* Dataset rows for apps and sites:
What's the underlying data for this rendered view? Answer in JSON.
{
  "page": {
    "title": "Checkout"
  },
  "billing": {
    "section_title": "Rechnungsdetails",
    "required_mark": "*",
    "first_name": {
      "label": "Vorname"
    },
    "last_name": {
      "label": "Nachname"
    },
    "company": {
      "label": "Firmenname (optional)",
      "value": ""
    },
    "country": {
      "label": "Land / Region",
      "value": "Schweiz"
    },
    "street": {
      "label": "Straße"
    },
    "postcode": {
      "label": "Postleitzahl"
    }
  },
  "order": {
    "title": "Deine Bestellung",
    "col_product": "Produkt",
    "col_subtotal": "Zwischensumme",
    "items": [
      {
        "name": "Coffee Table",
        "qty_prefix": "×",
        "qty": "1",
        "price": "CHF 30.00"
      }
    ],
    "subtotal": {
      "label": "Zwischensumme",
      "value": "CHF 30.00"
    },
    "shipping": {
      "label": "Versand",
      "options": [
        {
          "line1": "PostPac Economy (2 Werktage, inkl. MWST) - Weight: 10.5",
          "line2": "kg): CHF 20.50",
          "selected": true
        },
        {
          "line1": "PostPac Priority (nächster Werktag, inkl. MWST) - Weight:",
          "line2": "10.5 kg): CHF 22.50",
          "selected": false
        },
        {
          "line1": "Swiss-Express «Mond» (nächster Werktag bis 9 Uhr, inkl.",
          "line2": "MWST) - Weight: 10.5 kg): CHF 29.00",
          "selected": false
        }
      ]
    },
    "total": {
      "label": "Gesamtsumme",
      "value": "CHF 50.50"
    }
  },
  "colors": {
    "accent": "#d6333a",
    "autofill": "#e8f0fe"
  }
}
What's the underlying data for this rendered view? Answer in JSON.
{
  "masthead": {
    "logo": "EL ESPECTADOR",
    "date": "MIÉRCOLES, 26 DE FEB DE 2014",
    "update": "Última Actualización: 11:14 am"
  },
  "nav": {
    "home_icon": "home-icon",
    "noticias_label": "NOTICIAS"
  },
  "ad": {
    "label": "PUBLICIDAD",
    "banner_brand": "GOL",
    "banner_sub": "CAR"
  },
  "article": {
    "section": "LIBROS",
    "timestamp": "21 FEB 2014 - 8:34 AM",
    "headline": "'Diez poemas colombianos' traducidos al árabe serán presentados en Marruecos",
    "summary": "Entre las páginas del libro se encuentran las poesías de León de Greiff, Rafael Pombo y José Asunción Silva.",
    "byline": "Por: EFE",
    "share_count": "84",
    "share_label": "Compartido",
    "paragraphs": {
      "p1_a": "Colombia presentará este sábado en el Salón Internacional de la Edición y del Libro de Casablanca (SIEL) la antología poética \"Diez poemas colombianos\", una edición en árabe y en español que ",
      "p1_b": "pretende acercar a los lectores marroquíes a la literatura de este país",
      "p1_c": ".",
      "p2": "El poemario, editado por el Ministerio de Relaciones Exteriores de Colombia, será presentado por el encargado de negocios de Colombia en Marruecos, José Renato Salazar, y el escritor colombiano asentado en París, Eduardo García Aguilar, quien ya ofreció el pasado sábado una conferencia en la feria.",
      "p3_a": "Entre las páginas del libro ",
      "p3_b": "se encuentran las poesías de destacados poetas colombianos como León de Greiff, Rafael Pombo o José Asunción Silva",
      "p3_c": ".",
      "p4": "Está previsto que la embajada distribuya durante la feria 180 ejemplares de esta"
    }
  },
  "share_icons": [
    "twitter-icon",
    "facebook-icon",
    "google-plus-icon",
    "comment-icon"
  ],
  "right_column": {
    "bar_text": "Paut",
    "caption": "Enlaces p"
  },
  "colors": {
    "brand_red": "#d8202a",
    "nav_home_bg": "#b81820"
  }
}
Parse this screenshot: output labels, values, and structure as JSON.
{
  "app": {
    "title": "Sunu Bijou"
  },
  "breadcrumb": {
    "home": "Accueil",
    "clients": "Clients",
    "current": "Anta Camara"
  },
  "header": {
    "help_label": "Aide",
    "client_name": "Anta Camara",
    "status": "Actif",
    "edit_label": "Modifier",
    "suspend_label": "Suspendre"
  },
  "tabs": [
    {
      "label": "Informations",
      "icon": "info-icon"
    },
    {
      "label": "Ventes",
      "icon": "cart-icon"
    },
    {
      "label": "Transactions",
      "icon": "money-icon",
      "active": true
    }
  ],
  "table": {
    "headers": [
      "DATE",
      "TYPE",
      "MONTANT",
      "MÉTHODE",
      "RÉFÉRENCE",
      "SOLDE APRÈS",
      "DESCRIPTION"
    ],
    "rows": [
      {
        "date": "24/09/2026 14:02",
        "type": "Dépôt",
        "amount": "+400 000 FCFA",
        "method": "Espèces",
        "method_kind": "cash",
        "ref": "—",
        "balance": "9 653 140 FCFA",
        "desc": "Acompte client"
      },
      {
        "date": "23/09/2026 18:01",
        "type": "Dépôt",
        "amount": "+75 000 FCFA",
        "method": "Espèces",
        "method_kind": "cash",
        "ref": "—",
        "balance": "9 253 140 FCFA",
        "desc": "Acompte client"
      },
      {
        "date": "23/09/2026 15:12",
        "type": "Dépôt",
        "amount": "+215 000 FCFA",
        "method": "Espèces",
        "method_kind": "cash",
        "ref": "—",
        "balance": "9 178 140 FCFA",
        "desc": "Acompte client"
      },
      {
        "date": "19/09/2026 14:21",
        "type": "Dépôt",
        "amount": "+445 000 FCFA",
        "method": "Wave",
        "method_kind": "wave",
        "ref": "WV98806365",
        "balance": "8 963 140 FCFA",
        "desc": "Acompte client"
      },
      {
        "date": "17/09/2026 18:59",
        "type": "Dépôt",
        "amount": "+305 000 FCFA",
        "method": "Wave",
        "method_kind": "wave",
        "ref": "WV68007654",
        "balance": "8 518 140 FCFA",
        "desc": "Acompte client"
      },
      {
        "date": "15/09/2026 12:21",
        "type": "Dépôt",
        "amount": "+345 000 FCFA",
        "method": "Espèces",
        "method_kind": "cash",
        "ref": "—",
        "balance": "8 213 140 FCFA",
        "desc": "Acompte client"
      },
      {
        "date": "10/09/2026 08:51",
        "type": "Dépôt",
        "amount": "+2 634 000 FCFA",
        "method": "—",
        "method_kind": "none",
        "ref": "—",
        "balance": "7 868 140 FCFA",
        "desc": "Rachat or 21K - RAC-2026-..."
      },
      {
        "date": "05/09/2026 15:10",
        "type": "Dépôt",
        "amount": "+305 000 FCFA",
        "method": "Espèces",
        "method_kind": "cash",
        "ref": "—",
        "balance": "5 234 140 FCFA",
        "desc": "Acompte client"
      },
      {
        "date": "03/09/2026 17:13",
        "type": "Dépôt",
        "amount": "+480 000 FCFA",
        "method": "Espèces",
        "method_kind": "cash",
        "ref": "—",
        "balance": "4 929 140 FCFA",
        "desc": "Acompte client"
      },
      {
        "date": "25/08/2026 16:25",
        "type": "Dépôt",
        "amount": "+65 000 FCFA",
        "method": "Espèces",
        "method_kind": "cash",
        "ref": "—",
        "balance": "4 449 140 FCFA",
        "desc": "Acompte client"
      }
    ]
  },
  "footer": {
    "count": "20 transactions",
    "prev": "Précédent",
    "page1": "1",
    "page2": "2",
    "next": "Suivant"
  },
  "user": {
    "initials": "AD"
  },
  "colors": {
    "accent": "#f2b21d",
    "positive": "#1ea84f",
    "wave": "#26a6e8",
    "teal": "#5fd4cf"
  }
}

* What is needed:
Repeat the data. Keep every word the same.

* Result:
What's the underlying data for this rendered view? Answer in JSON.
{
  "page": {
    "title": "Checkout"
  },
  "billing": {
    "section_title": "Rechnungsdetails",
    "required_mark": "*",
    "first_name": {
      "label": "Vorname"
    },
    "last_name": {
      "label": "Nachname"
    },
    "company": {
      "label": "Firmenname (optional)",
      "value": ""
    },
    "country": {
      "label": "Land / Region",
      "value": "Schweiz"
    },
    "street": {
      "label": "Straße"
    },
    "postcode": {
      "label": "Postleitzahl"
    }
  },
  "order": {
    "title": "Deine Bestellung",
    "col_product": "Produkt",
    "col_subtotal": "Zwischensumme",
    "items": [
      {
        "name": "Coffee Table",
        "qty_prefix": "×",
        "qty": "1",
        "price": "CHF 30.00"
      }
    ],
    "subtotal": {
      "label": "Zwischensumme",
      "value": "CHF 30.00"
    },
    "shipping": {
      "label": "Versand",
      "options": [
        {
          "line1": "PostPac Economy (2 Werktage, inkl. MWST) - Weight: 10.5",
          "line2": "kg): CHF 20.50",
          "selected": true
        },
        {
          "line1": "PostPac Priority (nächster Werktag, inkl. MWST) - Weight:",
          "line2": "10.5 kg): CHF 22.50",
          "selected": false
        },
        {
          "line1": "Swiss-Express «Mond» (nächster Werktag bis 9 Uhr, inkl.",
          "line2": "MWST) - Weight: 10.5 kg): CHF 29.00",
          "selected": false
        }
      ]
    },
    "total": {
      "label": "Gesamtsumme",
      "value": "CHF 50.50"
    }
  },
  "colors": {
    "accent": "#d6333a",
    "autofill": "#e8f0fe"
  }
}
What's the underlying data for this rendered view? Answer in JSON.
{
  "masthead": {
    "logo": "EL ESPECTADOR",
    "date": "MIÉRCOLES, 26 DE FEB DE 2014",
    "update": "Última Actualización: 11:14 am"
  },
  "nav": {
    "home_icon": "home-icon",
    "noticias_label": "NOTICIAS"
  },
  "ad": {
    "label": "PUBLICIDAD",
    "banner_brand": "GOL",
    "banner_sub": "CAR"
  },
  "article": {
    "section": "LIBROS",
    "timestamp": "21 FEB 2014 - 8:34 AM",
    "headline": "'Diez poemas colombianos' traducidos al árabe serán presentados en Marruecos",
    "summary": "Entre las páginas del libro se encuentran las poesías de León de Greiff, Rafael Pombo y José Asunción Silva.",
    "byline": "Por: EFE",
    "share_count": "84",
    "share_label": "Compartido",
    "paragraphs": {
      "p1_a": "Colombia presentará este sábado en el Salón Internacional de la Edición y del Libro de Casablanca (SIEL) la antología poética \"Diez poemas colombianos\", una edición en árabe y en español que ",
      "p1_b": "pretende acercar a los lectores marroquíes a la literatura de este país",
      "p1_c": ".",
      "p2": "El poemario, editado por el Ministerio de Relaciones Exteriores de Colombia, será presentado por el encargado de negocios de Colombia en Marruecos, José Renato Salazar, y el escritor colombiano asentado en París, Eduardo García Aguilar, quien ya ofreció el pasado sábado una conferencia en la feria.",
      "p3_a": "Entre las páginas del libro ",
      "p3_b": "se encuentran las poesías de destacados poetas colombianos como León de Greiff, Rafael Pombo o José Asunción Silva",
      "p3_c": ".",
      "p4": "Está previsto que la embajada distribuya durante la feria 180 ejemplares de esta"
    }
  },
  "share_icons": [
    "twitter-icon",
    "facebook-icon",
    "google-plus-icon",
    "comment-icon"
  ],
  "right_column": {
    "bar_text": "Paut",
    "caption": "Enlaces p"
  },
  "colors": {
    "brand_red": "#d8202a",
    "nav_home_bg": "#b81820"
  }
}
Parse this screenshot: output labels, values, and structure as JSON.
{
  "app": {
    "title": "Sunu Bijou"
  },
  "breadcrumb": {
    "home": "Accueil",
    "clients": "Clients",
    "current": "Anta Camara"
  },
  "header": {
    "help_label": "Aide",
    "client_name": "Anta Camara",
    "status": "Actif",
    "edit_label": "Modifier",
    "suspend_label": "Suspendre"
  },
  "tabs": [
    {
      "label": "Informations",
      "icon": "info-icon"
    },
    {
      "label": "Ventes",
      "icon": "cart-icon"
    },
    {
      "label": "Transactions",
      "icon": "money-icon",
      "active": true
    }
  ],
  "table": {
    "headers": [
      "DATE",
      "TYPE",
      "MONTANT",
      "MÉTHODE",
      "RÉFÉRENCE",
      "SOLDE APRÈS",
      "DESCRIPTION"
    ],
    "rows": [
      {
        "date": "24/09/2026 14:02",
        "type": "Dépôt",
        "amount": "+400 000 FCFA",
        "method": "Espèces",
        "method_kind": "cash",
        "ref": "—",
        "balance": "9 653 140 FCFA",
        "desc": "Acompte client"
      },
      {
        "date": "23/09/2026 18:01",
        "type": "Dépôt",
        "amount": "+75 000 FCFA",
        "method": "Espèces",
        "method_kind": "cash",
        "ref": "—",
        "balance": "9 253 140 FCFA",
        "desc": "Acompte client"
      },
      {
        "date": "23/09/2026 15:12",
        "type": "Dépôt",
        "amount": "+215 000 FCFA",
        "method": "Espèces",
        "method_kind": "cash",
        "ref": "—",
        "balance": "9 178 140 FCFA",
        "desc": "Acompte client"
      },
      {
        "date": "19/09/2026 14:21",
        "type": "Dépôt",
        "amount": "+445 000 FCFA",
        "method": "Wave",
        "method_kind": "wave",
        "ref": "WV98806365",
        "balance": "8 963 140 FCFA",
        "desc": "Acompte client"
      },
      {
        "date": "17/09/2026 18:59",
        "type": "Dépôt",
        "amount": "+305 000 FCFA",
        "method": "Wave",
        "method_kind": "wave",
        "ref": "WV68007654",
        "balance": "8 518 140 FCFA",
        "desc": "Acompte client"
      },
      {
        "date": "15/09/2026 12:21",
        "type": "Dépôt",
        "amount": "+345 000 FCFA",
        "method": "Espèces",
        "method_kind": "cash",
        "ref": "—",
        "balance": "8 213 140 FCFA",
        "desc": "Acompte client"
      },
      {
        "date": "10/09/2026 08:51",
        "type": "Dépôt",
        "amount": "+2 634 000 FCFA",
        "method": "—",
        "method_kind": "none",
        "ref": "—",
        "balance": "7 868 140 FCFA",
        "desc": "Rachat or 21K - RAC-2026-..."
      },
      {
        "date": "05/09/2026 15:10",
        "type": "Dépôt",
        "amount": "+305 000 FCFA",
        "method": "Espèces",
        "method_kind": "cash",
        "ref": "—",
        "balance": "5 234 140 FCFA",
        "desc": "Acompte client"
      },
      {
        "date": "03/09/2026 17:13",
        "type": "Dépôt",
        "amount": "+480 000 FCFA",
        "method": "Espèces",
        "method_kind": "cash",
        "ref": "—",
        "balance": "4 929 140 FCFA",
        "desc": "Acompte client"
      },
      {
        "date": "25/08/2026 16:25",
        "type": "Dépôt",
        "amount": "+65 000 FCFA",
        "method": "Espèces",
        "method_kind": "cash",
        "ref": "—",
        "balance": "4 449 140 FCFA",
        "desc": "Acompte client"
      }
    ]
  },
  "footer": {
    "count": "20 transactions",
    "prev": "Précédent",
    "page1": "1",
    "page2": "2",
    "next": "Suivant"
  },
  "user": {
    "initials": "AD"
  },
  "colors": {
    "accent": "#f2b21d",
    "positive": "#1ea84f",
    "wave": "#26a6e8",
    "teal": "#5fd4cf"
  }
}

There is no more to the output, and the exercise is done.